Saturday, April 28, 2012

No Visa for Narendra Modi, Reiterates US

Gujarat chief minister Narendra Modi may have recently appeared on the cover of Time magazine’s Asia edition, but the US says there is no change in its policy to not grant him a visa. 
“Our position on the visa issue hasn't changed at all,” state department spokesperson Victoria Nuland told reporters at her daily news conference in Washington on Wednesday. She was responding to questions on the letter written by Congressman Joe Walsh to secretary of state Hillary Clinton, that the US government reverse its 2005 decision not to issue US visa to Modi. The letter by Walsh was written about a fortnight ago. “If we do respond, it'll be along familiar lines,” Nuland said. The Indian American Muslim community demanded, in a statement, that the state department should not change its 2005 policy on Modi's visa. He was first denied visa in 2005, three years after the Gujarat riots. 
For Modi’s political rivals, the US stand gives fresh fuel to attack him over the 2002 riots, which have haunted the BJP leader ever since. While Congress refrained from commenting on the US policy and asked Modi to reflect on it, BJP said it was for the US to ponder over its approach towards an elected chief minister. 

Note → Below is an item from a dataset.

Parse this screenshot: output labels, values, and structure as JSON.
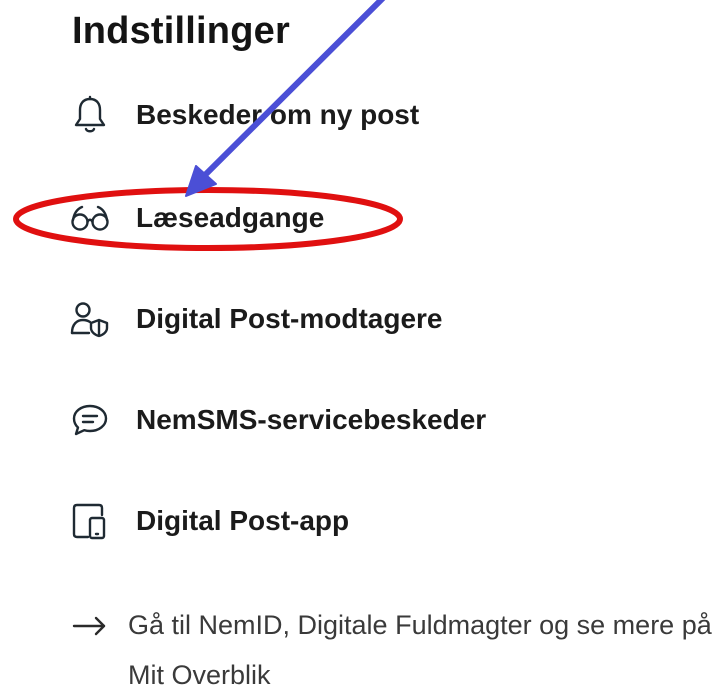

“I am sure that they (US) look at everything they want to look at... Not for us to comment on US policy but it is a matter of serious concern that there is this kind of serious question mark on the personality of somebody who leads a major state in our country,” law minister Salman Khurshid said replying to questions on the US stand. “It is sad but we have that. I hope that the person concerned will reflect upon this and think about it and think about why the world thinks so poorly of him,” he said.